Problem to solve:
The entries should each be set down again precisely.

Information provided:
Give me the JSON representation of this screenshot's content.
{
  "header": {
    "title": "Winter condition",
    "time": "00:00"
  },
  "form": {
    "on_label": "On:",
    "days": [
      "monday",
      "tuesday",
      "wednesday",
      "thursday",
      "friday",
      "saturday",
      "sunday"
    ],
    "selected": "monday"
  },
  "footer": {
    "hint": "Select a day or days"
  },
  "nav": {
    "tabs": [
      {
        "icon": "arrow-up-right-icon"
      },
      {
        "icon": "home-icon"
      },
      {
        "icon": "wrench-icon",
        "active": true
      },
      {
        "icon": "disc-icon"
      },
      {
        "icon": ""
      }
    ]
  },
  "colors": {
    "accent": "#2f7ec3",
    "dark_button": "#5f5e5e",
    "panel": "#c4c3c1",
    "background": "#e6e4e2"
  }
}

Answer below:
Give me the JSON representation of this screenshot's content.
{
  "header": {
    "title": "Winter condition",
    "time": "00:00"
  },
  "form": {
    "on_label": "On:",
    "days": [
      "monday",
      "tuesday",
      "wednesday",
      "thursday",
      "friday",
      "saturday",
      "sunday"
    ],
    "selected": "monday"
  },
  "footer": {
    "hint": "Select a day or days"
  },
  "nav": {
    "tabs": [
      {
        "icon": "arrow-up-right-icon"
      },
      {
        "icon": "home-icon"
      },
      {
        "icon": "wrench-icon",
        "active": true
      },
      {
        "icon": "disc-icon"
      },
      {
        "icon": ""
      }
    ]
  },
  "colors": {
    "accent": "#2f7ec3",
    "dark_button": "#5f5e5e",
    "panel": "#c4c3c1",
    "background": "#e6e4e2"
  }
}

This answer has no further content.